Today for me was one of those ISFP days.  In the Chinese culture we have something called “Ching Ming” (QingMing) which translates to Tomb Sweeping Day and other have translated it to mean the “Clear and Brightness Festival”.  It usually occurs around April 5th but this year we celebrated it early to accomodate the busy schedule of our families (cousins, aunts, uncles).  On this day we honor our elders who have passed (my Italian wife says it feels similar to Memorial Day).  We burn fake money, scrub the tombstone, bow three times in front of the tombstone of my grandparents and then place burning incense and fresh flowers.  My grandparents are buried in a Chinese cemetary in Colma which is known for more dead people than alive people (Thousands to one in fact).

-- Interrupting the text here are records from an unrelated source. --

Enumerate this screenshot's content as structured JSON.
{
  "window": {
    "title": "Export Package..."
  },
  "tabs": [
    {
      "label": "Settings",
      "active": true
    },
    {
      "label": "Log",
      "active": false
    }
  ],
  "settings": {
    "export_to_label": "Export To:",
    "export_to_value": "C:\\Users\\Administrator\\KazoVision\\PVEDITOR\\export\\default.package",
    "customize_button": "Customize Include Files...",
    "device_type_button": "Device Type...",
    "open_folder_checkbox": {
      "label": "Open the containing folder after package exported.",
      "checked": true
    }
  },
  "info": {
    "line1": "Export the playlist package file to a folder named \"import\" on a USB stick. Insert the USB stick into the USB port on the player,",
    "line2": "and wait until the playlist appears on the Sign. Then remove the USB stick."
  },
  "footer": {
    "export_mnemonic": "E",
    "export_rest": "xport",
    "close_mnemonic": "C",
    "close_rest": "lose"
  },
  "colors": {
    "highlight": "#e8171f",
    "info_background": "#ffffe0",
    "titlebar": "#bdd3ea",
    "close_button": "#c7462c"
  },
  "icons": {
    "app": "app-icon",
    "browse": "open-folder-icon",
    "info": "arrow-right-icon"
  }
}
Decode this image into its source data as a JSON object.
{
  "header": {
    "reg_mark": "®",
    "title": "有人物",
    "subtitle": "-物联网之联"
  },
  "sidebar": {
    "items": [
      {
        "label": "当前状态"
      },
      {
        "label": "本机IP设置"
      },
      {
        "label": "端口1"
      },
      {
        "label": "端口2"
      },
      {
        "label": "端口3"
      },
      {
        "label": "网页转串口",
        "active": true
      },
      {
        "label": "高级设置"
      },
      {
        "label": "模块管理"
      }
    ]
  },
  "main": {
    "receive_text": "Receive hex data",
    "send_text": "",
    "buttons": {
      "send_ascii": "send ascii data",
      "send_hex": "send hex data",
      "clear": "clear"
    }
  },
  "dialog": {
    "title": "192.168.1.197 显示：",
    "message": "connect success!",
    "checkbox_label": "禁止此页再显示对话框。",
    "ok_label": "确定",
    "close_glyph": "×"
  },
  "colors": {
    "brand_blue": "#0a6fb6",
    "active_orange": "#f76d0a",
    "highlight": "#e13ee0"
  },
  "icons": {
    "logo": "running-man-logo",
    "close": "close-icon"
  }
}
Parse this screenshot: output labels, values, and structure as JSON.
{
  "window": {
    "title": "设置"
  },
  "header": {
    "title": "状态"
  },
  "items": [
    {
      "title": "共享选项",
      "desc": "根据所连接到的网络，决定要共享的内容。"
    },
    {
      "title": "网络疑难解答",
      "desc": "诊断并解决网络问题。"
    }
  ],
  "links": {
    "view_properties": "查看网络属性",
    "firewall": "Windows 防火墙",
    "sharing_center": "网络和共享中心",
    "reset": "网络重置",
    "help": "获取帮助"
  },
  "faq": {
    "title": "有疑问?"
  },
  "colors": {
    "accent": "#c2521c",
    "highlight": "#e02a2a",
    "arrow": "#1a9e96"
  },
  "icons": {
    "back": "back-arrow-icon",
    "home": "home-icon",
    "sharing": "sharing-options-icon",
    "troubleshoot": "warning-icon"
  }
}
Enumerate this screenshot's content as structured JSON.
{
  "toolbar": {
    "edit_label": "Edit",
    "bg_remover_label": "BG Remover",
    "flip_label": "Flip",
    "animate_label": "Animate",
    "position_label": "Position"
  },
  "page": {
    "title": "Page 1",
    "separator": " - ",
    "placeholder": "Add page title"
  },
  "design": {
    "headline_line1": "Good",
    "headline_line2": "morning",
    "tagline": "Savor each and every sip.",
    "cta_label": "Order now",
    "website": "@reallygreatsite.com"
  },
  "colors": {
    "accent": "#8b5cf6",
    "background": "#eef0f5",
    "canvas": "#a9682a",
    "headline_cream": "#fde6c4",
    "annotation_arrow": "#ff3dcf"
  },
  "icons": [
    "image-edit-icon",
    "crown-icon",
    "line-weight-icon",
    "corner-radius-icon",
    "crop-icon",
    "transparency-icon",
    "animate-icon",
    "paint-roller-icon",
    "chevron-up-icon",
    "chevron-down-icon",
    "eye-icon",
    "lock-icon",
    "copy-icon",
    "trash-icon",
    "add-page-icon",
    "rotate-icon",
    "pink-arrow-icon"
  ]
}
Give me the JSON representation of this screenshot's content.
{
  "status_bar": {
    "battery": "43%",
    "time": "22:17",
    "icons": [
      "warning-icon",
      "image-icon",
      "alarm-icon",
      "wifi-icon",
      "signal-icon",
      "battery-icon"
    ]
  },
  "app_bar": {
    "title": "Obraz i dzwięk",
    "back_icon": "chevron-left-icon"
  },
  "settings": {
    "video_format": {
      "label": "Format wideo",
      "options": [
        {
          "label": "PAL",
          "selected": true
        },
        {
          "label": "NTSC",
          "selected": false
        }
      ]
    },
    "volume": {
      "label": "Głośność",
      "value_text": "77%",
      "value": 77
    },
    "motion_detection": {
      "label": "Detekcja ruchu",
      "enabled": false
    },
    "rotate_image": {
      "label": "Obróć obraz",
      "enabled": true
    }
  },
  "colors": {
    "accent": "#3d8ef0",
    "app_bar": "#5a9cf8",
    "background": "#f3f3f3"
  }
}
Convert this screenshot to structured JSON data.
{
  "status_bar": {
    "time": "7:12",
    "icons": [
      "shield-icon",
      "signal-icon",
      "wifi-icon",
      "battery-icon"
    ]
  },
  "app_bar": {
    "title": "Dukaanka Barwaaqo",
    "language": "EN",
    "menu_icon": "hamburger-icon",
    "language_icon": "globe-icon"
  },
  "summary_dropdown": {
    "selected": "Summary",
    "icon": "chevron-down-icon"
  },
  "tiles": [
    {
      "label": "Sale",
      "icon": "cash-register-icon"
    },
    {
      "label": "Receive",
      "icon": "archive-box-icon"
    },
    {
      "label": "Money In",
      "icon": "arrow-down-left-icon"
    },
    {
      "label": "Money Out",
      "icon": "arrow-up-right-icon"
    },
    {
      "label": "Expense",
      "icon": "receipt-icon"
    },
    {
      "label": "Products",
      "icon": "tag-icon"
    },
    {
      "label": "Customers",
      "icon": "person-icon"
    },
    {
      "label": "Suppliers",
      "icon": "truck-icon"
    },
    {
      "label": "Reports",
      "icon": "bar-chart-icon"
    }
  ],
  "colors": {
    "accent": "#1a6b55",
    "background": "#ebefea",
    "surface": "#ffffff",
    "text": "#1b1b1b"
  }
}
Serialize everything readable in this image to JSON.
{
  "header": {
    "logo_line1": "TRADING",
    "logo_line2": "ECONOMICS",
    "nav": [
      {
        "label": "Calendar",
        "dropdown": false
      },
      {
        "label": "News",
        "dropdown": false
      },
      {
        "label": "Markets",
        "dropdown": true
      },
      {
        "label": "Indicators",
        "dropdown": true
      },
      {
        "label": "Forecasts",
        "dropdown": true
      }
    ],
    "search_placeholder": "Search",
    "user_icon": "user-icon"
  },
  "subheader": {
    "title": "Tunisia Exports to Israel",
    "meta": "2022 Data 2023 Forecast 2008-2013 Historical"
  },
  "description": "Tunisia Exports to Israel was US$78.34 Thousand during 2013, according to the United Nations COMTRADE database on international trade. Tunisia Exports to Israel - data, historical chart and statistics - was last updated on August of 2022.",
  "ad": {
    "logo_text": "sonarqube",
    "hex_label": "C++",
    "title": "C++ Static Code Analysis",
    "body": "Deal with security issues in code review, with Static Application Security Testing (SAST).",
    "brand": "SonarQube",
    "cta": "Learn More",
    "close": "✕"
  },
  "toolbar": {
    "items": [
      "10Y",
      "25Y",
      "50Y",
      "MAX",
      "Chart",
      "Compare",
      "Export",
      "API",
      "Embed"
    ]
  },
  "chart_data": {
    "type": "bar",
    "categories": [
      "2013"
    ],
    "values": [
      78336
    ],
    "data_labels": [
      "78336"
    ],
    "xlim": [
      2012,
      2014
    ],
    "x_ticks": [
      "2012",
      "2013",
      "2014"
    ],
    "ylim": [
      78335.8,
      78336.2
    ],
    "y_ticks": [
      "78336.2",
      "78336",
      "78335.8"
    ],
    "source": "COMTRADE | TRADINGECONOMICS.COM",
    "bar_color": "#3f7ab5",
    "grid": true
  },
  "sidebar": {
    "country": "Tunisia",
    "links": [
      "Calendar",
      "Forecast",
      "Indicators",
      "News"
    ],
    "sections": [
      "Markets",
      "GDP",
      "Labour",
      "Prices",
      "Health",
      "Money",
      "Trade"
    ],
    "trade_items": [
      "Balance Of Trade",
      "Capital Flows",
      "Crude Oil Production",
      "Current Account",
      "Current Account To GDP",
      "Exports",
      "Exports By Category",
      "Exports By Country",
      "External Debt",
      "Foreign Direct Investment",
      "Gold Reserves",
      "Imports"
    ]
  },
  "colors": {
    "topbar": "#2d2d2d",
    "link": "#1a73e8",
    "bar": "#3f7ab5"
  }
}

When my grandmother died, she left my father as executor of her estate and they did a very unique thing.  They gave each of the brothers and sisters a little moneybut also put a little account together and each year at Ching Ming our family gets together for a luncheon.  It is a great way to make sure the Usually 60-70 of us. This year my wife helped to arrange the gathering which I’m sure she felt somewhat amused to do.  These days I feel she is more appreciative of the Asian culture than me.  I guess that is an indication of my wife’s new lease on life these days.  She’s opening up to so many challenges and exploring uncharted waters.  My perception of her has changed and she is thinking of changing her own self perception.

Tha amusing note of this day was that we play this game in our family when we listen to the radio that you blurt out the name of the singer as soon as a song starts.  Suddenly a song came on and I blurted out “Lenny Kravitz”.  My kids have no idea who he is, but my wife knows it has a special funny meaning for me.  My dad used to listen to music stations when he fixed people’s teeth so he knew his pop music pretty well.  The night of my bachelor party was the night of the famous “slow speed chase with OJ Simpson”.  My dad took over that night and suddenly this raven haired woman grabbed me to the back room and danced for me to two Lenny Kravitz tunes that my dad requested. I couldn’t believe my dad did this to me.  After the dance there stood my dad at the bar surrounded by my buddies with the biggest smile on my face.  He patted me on the back and went home early but he had left his mark.  Little did he know that 15 years later it would hit me on Ching Ming.

As soon as we heard the song and I blurted out “Lenny Kravitz”, my wife laughed out loud.  Yes, she knows all about my bachelor party.  We share everything.  She knowingly put her hand on my shoulder as I both teared up and smiled at one of my treasured moments that my dad gave me.  Yes, all is Clear and Bright to me now.